From the first day we dreamed of doing one more thing – automatic detection of the moment when the order is picked up, because now this is a big problem. People pick up the order, and the barista needs to mark in the system the orders that have been issued. This fixation takes place through the issuance tablet. It turns out that you need to go to the tablet, check: "So, what is the order? 122nd", look at the output - "So, the 122nd is empty. Yes, they took it away," and to mark it. It is another small and unpleasant operation, which becomes especially unpleasant at the peak. And if we can automate this, then there will be space. We are already working on it.

— Have you tested how many orders are stolen or not stolen? For example, I analyze how orders are issued at McDonald's, and there you are correlated: they ask for a check or try to indicate you somehow. And here you just put this order and wait.

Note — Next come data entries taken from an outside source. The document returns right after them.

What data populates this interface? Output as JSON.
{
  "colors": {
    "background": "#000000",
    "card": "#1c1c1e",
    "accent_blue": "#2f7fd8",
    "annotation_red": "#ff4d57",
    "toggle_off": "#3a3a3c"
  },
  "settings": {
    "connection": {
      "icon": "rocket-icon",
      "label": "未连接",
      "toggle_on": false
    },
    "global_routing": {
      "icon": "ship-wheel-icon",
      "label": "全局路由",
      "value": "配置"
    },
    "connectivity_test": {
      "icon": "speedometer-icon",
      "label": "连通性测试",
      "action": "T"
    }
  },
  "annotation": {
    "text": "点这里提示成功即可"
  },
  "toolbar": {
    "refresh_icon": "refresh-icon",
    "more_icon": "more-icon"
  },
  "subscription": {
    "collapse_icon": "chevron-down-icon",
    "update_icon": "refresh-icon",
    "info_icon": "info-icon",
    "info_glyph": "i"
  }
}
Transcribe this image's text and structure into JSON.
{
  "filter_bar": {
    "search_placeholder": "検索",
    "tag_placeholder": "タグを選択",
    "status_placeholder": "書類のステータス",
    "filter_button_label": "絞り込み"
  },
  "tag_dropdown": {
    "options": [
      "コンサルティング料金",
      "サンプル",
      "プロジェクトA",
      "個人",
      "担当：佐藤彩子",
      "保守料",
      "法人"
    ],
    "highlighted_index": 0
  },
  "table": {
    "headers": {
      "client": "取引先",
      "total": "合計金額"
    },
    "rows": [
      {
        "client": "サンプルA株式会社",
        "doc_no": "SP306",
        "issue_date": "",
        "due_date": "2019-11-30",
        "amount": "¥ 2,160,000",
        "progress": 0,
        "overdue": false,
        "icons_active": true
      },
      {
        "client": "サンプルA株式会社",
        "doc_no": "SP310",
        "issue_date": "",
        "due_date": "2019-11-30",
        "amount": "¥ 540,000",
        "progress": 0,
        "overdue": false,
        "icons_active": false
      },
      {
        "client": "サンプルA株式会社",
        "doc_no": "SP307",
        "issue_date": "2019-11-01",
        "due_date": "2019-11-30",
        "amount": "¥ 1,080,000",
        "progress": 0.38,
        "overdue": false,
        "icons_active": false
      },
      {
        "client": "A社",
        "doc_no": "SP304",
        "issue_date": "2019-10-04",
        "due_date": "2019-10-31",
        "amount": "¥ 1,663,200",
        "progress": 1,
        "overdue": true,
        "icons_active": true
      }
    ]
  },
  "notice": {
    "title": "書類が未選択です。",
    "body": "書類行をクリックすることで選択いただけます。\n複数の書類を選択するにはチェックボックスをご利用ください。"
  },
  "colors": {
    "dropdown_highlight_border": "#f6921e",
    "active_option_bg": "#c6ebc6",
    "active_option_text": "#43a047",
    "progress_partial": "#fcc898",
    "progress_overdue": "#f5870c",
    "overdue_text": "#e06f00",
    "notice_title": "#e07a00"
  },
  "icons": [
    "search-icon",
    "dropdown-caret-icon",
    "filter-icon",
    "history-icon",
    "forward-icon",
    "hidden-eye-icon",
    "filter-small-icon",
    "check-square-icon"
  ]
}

Mr. Gammadov: For all the time we have been working, we have not yet heard of a case where someone came and deliberately took the wrong order. It seems to me that the problem of theft, at least in Russia, in the places where we opened, is not an issue.

There is a nuance that at first we opened coffee shops in business centers. But now we have several coffee shops on the streets, and there are no problems there either. Even if one-time cases occur, it will not go beyond the general customer service. We have a rule: if you didn't like something or had other expectations from the drink, we are ready to redo it for free or cook any other. The same will happen if someone accidentally picks up a drink not from their cell. We trust the guests, this is our approach.

// Murad Gammadov in the DODO development lab

— From the point of view of repair, is it all quite simple or difficult? If you understand that something is broken, is it easy to fix it all up or not?

Mr. Gammadov: Actually, we followed the strategy of modularity and substitutability. That is, now, for example, if a cell has burned out, then we can just send a new one, and that's it.

— It's very convenient.

Mr. Gammadov: Yes, this is a great advantage of modularity.

The main problems we have with the stability of the old versions, but we will gradually replace them in all coffee shops. Our devices have been working for a year and a half, and there have been no critical breakdowns. Well, we reinsure ourselves wherever we can.

But if something does happen, as I said, we can send any of the modules for replacement. It is easy to replace cells or a block, any employee of a coffee shop can handle it.

— I see. Very cool!